• [TASK OBJECTIVE]: Scan the material for the word "heading" and return every matching line.

• [DATA]:
----------
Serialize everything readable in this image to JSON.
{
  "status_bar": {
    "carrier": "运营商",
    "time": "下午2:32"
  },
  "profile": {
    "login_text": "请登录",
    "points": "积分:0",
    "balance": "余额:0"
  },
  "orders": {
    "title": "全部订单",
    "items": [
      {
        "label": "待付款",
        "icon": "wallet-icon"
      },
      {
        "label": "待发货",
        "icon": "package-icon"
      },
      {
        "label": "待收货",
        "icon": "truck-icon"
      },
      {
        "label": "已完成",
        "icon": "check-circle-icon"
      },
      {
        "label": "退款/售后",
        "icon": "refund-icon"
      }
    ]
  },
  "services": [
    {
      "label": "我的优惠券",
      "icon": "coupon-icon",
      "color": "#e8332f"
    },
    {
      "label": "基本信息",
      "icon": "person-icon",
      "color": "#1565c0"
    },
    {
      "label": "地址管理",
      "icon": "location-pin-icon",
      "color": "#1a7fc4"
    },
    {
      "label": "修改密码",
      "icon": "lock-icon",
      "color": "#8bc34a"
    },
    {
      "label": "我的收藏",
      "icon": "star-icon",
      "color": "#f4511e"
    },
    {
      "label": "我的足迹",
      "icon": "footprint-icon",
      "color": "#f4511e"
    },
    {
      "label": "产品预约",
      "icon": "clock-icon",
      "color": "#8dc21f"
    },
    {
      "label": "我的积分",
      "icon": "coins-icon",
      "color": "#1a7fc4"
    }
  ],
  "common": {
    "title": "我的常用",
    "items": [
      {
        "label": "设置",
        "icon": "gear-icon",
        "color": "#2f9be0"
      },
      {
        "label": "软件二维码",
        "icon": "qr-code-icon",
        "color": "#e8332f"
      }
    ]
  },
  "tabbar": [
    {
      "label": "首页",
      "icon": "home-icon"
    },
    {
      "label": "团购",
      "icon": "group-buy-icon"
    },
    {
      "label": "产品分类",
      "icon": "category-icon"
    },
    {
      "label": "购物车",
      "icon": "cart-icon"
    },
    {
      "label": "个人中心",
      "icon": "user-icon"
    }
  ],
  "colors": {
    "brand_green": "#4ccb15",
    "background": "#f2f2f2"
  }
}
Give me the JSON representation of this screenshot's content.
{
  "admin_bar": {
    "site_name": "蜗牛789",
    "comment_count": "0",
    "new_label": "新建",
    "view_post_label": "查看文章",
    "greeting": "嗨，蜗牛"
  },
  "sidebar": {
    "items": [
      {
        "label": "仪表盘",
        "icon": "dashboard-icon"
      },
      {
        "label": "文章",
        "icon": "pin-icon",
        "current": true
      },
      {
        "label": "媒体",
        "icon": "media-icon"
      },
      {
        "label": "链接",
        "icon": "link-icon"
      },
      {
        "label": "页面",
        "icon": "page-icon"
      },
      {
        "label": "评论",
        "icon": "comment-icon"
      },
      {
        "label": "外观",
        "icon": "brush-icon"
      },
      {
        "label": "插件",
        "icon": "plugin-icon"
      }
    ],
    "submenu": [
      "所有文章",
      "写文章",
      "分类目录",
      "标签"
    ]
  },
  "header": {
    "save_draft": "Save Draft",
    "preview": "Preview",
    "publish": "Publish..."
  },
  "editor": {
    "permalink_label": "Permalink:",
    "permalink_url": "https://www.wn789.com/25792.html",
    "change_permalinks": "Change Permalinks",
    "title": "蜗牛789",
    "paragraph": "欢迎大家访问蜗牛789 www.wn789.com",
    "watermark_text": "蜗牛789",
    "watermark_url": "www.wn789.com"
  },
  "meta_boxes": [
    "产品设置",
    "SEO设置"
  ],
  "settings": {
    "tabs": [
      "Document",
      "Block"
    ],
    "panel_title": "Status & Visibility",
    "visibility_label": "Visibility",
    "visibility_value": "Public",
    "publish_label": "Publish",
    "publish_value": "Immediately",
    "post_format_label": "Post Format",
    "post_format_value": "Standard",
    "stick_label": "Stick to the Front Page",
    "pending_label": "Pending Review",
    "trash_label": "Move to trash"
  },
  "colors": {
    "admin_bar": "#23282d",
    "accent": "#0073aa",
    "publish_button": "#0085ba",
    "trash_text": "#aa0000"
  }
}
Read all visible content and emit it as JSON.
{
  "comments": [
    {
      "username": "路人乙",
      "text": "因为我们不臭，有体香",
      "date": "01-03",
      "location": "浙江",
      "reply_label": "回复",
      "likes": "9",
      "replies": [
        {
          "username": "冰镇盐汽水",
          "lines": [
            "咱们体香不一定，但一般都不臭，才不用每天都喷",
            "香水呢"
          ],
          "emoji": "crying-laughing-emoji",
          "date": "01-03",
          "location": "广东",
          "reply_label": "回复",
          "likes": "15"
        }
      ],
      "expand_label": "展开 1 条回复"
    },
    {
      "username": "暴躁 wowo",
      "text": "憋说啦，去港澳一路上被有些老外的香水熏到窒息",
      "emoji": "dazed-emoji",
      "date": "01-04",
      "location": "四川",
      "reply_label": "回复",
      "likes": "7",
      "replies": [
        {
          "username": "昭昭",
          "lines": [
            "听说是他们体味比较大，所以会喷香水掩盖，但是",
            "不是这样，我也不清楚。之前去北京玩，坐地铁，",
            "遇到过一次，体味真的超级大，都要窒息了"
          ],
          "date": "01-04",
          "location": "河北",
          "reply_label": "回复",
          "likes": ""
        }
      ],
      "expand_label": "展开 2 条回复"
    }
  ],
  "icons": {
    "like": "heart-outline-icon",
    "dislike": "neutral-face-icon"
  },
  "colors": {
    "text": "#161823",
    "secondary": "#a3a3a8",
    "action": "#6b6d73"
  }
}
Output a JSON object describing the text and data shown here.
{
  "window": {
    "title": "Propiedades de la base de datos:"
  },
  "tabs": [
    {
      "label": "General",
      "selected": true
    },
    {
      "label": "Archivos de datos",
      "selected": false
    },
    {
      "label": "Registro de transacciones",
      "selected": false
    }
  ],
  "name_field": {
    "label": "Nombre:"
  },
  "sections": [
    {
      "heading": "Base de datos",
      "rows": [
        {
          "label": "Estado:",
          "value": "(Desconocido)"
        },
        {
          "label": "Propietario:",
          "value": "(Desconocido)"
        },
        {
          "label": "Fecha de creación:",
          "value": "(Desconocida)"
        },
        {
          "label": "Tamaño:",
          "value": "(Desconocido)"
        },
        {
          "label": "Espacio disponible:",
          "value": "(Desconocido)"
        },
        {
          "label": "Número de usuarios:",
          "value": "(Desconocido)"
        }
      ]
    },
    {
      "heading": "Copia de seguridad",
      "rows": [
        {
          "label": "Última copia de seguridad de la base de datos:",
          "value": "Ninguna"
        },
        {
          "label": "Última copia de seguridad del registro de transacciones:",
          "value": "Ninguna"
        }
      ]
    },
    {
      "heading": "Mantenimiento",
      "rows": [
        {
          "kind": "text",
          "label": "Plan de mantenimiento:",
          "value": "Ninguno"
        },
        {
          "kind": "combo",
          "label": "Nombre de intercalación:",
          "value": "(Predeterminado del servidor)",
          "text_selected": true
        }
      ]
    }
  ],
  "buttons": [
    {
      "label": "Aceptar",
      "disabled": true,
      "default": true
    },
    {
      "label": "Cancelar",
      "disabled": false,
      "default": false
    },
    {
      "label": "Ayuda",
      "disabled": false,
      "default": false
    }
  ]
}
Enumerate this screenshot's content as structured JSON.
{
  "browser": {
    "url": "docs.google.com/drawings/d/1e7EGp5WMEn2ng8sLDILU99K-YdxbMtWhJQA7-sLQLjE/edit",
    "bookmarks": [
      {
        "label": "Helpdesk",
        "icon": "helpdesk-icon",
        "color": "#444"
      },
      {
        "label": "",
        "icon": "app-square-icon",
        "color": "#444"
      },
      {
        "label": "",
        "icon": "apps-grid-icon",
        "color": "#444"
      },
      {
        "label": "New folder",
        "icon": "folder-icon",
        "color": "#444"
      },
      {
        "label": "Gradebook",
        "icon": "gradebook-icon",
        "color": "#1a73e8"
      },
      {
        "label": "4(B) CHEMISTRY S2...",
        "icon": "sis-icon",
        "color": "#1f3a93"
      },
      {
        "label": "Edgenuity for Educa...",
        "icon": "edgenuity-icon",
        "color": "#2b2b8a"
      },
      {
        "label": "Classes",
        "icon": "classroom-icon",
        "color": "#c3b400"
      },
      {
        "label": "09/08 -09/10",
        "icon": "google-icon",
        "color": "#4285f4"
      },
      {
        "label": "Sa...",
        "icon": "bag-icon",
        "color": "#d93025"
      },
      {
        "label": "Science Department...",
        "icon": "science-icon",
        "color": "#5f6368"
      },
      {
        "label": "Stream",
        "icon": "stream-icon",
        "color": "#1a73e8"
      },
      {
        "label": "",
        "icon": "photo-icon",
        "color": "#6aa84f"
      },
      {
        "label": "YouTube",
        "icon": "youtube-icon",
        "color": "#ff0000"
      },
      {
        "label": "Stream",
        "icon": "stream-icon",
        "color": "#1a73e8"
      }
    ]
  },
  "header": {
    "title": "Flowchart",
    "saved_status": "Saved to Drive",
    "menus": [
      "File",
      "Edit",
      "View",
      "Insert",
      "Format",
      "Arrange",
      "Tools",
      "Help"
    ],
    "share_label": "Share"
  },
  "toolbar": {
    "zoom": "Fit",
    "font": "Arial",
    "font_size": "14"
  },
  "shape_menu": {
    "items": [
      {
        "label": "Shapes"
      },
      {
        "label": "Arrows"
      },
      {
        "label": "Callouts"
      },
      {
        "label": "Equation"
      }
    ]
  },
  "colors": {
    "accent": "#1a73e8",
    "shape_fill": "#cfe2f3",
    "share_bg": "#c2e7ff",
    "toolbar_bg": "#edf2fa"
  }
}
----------
• [SOLVED PROBLEM]:
      "heading": "Base de datos",
      "heading": "Copia de seguridad",
      "heading": "Mantenimiento",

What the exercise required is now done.